¶19 Defendants further contend that plaintiff could only abandon its right of way over their land by resolution to that effect adopted by its governing board and that abandonment could only be proved by it by the production of such resolution and that it has produced no such resolution. Authorities are cited tending to sustain such contention. These authorities, however, are based on statutes specifically so providing. Defendants concede that we have no such statute. They, however, assert that we should apply such rule independent of statute. This we may not do. The general rule is, in the absence of a statute otherwise providing abandonment of a condemnation proceeding may be proved by oral evidence to the same extent as any other fact may be proved. 30 C.J.S. Eminent Domain, § 336.
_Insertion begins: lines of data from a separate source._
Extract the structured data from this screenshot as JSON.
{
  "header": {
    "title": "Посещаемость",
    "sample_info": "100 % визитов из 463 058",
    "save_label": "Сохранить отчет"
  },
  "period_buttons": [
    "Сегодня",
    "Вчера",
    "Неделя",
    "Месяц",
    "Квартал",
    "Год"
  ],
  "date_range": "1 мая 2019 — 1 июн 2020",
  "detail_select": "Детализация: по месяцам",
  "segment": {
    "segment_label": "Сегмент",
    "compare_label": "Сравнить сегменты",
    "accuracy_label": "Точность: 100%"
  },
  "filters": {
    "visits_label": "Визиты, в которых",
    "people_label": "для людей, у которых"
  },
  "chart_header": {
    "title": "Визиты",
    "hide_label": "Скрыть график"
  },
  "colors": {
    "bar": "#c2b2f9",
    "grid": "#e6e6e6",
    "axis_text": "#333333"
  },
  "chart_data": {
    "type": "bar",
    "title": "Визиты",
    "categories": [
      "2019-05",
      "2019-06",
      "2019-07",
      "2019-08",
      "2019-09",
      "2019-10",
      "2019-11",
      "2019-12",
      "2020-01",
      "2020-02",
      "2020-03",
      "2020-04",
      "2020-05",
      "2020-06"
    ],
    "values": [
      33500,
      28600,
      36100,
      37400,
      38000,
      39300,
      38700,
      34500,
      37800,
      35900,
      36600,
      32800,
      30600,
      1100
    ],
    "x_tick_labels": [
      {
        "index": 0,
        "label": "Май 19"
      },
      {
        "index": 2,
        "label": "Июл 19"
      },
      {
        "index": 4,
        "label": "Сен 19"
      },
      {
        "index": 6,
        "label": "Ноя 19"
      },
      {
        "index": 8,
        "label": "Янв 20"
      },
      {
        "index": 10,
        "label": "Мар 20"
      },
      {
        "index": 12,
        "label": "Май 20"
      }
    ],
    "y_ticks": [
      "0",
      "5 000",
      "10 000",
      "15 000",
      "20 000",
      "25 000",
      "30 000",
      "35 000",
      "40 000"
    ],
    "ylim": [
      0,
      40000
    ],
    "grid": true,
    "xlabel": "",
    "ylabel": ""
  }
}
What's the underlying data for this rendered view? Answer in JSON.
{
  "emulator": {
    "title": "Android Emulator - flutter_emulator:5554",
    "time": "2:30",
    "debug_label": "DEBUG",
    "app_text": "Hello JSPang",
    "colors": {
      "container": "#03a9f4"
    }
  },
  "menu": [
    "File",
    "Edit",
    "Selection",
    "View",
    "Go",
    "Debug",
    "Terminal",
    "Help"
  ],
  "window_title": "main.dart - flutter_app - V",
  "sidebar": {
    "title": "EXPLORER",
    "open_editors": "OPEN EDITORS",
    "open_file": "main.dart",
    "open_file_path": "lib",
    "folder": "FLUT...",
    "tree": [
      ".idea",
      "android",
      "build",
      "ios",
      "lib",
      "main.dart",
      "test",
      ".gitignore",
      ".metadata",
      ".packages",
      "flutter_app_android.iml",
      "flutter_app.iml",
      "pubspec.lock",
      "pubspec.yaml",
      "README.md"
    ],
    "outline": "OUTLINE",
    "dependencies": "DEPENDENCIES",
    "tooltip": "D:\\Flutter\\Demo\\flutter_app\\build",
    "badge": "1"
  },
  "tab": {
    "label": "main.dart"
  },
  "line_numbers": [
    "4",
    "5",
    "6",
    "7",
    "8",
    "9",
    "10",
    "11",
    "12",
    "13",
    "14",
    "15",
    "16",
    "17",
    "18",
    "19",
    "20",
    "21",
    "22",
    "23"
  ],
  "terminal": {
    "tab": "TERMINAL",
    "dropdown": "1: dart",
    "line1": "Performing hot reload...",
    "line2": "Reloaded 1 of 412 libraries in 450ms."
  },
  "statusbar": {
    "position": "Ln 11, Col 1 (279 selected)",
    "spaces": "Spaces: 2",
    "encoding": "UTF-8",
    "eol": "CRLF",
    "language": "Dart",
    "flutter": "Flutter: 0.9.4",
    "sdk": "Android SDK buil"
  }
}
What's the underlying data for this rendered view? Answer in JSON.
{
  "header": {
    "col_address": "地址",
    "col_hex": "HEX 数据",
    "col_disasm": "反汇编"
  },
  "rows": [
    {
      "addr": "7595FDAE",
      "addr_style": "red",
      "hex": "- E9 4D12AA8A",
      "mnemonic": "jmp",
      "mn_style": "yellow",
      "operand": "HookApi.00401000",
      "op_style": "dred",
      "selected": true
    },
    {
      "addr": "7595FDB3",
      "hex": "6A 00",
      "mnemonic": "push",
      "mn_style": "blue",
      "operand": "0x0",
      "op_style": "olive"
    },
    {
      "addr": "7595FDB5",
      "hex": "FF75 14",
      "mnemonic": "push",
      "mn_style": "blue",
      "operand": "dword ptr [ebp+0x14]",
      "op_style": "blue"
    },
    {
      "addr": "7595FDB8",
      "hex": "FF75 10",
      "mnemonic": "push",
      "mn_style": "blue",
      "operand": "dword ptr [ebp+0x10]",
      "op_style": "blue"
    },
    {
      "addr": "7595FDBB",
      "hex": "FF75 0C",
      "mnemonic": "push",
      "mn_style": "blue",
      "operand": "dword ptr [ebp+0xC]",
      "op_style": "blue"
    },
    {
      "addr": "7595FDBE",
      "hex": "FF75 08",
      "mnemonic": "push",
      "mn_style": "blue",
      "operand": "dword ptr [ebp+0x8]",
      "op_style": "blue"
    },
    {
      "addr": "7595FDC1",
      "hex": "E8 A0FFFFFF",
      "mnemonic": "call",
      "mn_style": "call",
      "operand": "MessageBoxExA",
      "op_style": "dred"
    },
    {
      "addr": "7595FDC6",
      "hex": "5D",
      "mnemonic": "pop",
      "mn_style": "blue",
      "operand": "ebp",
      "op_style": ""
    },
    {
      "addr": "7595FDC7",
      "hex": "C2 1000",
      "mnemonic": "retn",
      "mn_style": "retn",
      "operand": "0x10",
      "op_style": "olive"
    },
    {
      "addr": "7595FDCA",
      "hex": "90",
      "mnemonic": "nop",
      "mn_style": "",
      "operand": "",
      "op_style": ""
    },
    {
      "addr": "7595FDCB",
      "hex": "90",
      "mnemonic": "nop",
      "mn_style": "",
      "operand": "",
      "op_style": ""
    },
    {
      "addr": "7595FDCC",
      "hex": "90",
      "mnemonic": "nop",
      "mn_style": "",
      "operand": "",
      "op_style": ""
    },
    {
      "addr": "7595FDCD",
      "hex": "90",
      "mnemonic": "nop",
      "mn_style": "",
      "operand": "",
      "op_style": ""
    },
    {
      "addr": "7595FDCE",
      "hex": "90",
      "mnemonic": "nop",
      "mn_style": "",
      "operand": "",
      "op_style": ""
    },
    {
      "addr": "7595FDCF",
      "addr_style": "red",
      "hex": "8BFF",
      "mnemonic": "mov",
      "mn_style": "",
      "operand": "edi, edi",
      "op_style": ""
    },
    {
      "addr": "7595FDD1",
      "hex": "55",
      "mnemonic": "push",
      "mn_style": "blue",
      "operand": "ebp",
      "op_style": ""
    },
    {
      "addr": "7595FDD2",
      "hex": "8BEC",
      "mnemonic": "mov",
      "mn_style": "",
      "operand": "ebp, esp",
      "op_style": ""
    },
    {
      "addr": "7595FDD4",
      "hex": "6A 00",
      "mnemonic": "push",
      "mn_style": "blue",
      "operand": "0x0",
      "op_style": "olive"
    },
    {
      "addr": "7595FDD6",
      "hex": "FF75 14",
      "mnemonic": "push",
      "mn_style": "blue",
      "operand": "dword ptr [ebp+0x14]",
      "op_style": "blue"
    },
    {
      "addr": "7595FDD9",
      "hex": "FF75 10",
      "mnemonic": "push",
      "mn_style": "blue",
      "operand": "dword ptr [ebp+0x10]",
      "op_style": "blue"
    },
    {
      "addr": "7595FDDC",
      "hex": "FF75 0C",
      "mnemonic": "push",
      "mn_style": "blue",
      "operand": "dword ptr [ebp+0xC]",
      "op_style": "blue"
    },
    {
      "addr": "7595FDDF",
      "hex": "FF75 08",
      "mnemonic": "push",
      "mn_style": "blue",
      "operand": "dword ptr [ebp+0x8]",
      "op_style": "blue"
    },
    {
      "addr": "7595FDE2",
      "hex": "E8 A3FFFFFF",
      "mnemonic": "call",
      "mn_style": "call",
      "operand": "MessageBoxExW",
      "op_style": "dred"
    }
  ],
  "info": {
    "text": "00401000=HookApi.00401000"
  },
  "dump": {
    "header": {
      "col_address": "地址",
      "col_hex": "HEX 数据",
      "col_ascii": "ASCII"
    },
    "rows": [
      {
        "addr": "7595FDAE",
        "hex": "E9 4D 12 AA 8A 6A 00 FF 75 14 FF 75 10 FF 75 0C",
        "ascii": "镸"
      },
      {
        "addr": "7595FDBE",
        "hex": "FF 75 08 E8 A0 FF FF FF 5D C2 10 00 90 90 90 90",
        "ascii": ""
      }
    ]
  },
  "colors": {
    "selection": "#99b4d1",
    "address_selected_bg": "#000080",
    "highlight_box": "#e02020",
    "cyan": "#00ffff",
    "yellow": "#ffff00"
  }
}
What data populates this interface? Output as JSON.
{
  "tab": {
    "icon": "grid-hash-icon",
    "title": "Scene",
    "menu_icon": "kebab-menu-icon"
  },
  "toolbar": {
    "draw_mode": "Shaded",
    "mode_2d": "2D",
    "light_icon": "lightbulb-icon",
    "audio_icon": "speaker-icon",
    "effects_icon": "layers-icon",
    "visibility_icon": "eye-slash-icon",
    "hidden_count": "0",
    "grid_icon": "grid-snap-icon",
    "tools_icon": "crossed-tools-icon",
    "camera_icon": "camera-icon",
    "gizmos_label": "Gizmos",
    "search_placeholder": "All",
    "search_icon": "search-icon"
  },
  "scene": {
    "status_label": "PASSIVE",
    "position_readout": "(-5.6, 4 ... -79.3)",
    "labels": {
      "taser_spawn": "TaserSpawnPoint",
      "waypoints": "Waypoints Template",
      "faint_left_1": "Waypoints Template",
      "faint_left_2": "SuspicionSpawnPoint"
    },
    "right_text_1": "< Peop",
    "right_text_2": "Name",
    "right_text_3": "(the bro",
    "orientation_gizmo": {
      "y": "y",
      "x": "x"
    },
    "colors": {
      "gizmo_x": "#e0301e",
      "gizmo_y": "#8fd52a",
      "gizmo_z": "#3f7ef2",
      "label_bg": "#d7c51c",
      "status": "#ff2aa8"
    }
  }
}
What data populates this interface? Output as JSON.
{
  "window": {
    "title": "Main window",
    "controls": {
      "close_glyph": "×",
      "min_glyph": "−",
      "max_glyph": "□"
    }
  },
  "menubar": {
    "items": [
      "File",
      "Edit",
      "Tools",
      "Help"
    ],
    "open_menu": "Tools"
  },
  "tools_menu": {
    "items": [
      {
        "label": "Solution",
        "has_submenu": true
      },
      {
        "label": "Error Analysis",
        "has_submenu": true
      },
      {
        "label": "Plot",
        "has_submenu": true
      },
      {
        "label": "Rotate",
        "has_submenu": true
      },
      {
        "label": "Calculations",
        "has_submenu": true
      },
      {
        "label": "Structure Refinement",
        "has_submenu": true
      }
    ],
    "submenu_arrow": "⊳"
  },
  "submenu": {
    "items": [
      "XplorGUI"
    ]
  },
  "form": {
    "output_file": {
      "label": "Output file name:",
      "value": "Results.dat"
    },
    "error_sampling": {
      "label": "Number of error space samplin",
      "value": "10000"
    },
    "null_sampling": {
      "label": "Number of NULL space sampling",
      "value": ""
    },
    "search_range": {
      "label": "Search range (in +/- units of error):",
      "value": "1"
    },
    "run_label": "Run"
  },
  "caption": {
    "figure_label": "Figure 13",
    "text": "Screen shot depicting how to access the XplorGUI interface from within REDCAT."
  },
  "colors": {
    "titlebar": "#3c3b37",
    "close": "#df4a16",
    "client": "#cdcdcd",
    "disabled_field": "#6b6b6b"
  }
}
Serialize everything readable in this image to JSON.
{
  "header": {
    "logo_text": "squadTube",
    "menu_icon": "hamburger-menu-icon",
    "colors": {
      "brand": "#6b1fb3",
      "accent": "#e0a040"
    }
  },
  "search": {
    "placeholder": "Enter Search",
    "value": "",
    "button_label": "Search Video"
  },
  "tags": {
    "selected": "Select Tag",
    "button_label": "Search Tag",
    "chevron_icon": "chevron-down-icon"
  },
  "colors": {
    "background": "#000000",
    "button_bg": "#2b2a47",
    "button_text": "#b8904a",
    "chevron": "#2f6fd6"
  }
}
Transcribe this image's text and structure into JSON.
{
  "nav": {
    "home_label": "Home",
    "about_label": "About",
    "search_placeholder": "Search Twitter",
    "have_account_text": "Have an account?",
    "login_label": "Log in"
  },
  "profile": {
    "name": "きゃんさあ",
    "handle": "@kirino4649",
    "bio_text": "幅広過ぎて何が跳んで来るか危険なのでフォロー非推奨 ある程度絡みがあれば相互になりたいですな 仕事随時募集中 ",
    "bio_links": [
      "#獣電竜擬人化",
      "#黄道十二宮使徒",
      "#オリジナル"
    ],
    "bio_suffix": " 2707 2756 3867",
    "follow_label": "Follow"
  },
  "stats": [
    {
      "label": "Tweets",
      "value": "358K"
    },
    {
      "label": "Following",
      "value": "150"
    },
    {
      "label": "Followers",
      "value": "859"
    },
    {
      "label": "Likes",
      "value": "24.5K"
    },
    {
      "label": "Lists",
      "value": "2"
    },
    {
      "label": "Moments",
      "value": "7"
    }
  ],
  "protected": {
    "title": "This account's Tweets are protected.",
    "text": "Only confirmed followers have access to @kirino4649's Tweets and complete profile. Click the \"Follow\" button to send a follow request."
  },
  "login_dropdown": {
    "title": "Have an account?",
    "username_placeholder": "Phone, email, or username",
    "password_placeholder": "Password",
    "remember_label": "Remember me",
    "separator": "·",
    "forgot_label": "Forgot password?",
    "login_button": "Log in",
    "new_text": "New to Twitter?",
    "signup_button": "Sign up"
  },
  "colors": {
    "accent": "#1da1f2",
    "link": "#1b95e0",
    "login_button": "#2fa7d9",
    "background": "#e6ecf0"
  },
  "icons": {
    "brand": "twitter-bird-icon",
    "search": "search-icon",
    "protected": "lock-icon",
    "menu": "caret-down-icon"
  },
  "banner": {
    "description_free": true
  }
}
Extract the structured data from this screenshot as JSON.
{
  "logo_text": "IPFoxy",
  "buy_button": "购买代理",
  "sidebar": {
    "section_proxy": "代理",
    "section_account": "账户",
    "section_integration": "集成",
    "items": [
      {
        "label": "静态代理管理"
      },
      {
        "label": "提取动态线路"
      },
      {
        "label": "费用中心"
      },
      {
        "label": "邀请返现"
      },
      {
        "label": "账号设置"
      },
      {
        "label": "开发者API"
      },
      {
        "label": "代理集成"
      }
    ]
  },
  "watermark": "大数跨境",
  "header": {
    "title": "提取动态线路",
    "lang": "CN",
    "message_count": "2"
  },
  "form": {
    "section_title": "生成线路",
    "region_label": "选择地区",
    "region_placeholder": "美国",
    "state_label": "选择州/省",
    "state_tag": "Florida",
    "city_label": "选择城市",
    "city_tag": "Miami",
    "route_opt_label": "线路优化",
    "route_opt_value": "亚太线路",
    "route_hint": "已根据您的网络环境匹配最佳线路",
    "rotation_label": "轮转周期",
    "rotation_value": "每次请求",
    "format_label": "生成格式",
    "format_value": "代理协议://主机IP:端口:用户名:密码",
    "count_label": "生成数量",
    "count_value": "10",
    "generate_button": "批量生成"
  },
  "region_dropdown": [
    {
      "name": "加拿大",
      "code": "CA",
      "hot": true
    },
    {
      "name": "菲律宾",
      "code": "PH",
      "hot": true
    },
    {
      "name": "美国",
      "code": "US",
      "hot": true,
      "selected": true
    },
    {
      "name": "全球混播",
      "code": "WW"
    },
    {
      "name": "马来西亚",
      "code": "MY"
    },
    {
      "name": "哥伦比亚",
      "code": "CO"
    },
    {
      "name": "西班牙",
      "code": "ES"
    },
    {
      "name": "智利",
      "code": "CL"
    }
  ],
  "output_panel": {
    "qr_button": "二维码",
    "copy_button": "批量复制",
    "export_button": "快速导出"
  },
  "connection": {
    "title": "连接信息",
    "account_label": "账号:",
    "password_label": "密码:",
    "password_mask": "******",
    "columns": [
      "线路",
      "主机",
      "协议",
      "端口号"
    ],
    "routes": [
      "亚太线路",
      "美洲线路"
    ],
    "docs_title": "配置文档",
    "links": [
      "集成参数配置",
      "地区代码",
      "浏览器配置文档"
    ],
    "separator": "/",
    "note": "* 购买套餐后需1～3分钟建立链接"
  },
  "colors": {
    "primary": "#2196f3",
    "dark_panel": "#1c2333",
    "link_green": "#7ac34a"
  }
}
¶20 The evidence is undisputed that no portion of defendants' land will be used or appropriated by plaintiff in the construction of its turnpike. Defendants, however, contend that prior to the hearing on their motion plaintiff had taken possession of their property for use in connection with the construction thereof. The evidence does not sustain such contention. The evidence as to this issue is as above set forth. It is clear that the unauthorized entry of the employees of the Texas Company upon defendants' land and the digging of the ditch thereon, which was later stopped by plaintiff's agent in charge and refilled by the employees, did not constitute the taking of possession of defendants' premises by plaintiff. Nor do we think the taking of the water from the waterhole in bottom of Dry Creek on defendants' 80-acre tract constituted such possession as would preclude the right of abandonment. It was at the most a mere technical or temporary trespass and was not such possession as would give defendants a vested right to compensation. Board of Com'rs of Pontotoc County v. Rayburn, Adm'r, supra.

¶21 Defendants also argue that the appeal should be dismissed for the reason that plaintiff could not appeal without depositing the amount of compensation awarded by commissioners into court. This question has heretofore been presented to this court on motion to dismiss the appeal. The motion was denied and we see no reason for changing that order.

¶22 Under the undisputed evidence and authorities cited, the trial court should have found that plaintiff abandoned its right of way over defendant's property and should have denied defendants' motion to require plaintiff to deposit the compensation awarded by the commissioners into court.

¶23 Reversed, with directions to enter judgment in accordance with the views herein expressed.

¶24 HALLEY, C.J., JOHNSON, V.C.J., and WELCH, CORN, DAVISON, WILLIAMS, and BLACKBIRD, JJ., concur.